Chiropractic medicine is widely recognized as one of the safest drug-free, non-invasive therapies available for the treatment of neuromusculoskeletal pain and immobility. Although chiropractic care has an excellent safety record, no health treatment is completely free of potential adverse effects. The risks associated with chiropractic treatment, however, are very small in comparison to many other types of medical care. Many patients feel immediate relief following chiropractic treatment, but some may experience mild soreness, stiffness or aching, just as they do after some forms of exercise. Current research shows that minor discomfort or soreness following spinal manipulation typically fades within 24 hours.
To practice as a chiropractor in the United States, individuals must earn a Doctor of Chiropractic (D.C.) degree, pass the National Board of Chiropractic Examiners exam, and have a state license. Many states also require chiropractors to pass an exam about state-specific laws, and all states require practicing chiropractors to take continuing education classes. Chiropractic education includes classes in basic sciences, such as anatomy and physiology, and supervised clinical experience in which students learn skills such as spinal assessment, adjustment techniques, and making diagnoses. Some chiropractors also complete postgraduate education in specialized fields, such as orthopedics or pediatrics. You can find additional information on this topic at the National Center for Complementary andIntegrative Health at
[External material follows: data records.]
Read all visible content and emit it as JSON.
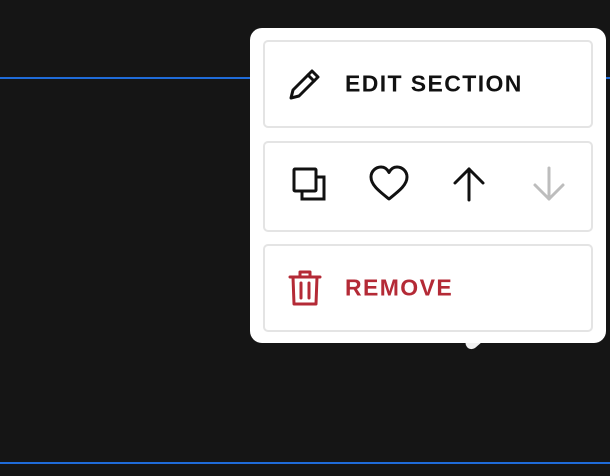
{
  "menu": {
    "edit_label": "EDIT SECTION",
    "remove_label": "REMOVE",
    "icons": {
      "edit": "pencil-icon",
      "duplicate": "duplicate-icon",
      "favorite": "heart-icon",
      "move_up": "arrow-up-icon",
      "move_down": "arrow-down-icon",
      "remove": "trash-icon"
    }
  },
  "colors": {
    "background": "#151515",
    "guide_line": "#1f6bd8",
    "popover": "#ffffff",
    "card_border": "#e4e4e4",
    "text": "#111111",
    "danger": "#b42a36",
    "disabled_icon": "#bdbdbd"
  }
}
An adjustment (or manipulation) of a joint may result in the release of a gas bubble between the joints, which makes a popping sound. The same thing occurs when you “crack” your knuckles. The noise is caused by the change of pressure within the joint, which results in gas bubbles being released. There are nerve endings in and around the spinal joints that are stimulated when the joint is moved or mobilized. The stimulation of the nerve endings in the spinal joints can result in muscle relaxation and pain reduction. There is usually minimal, if any, discomfort involved.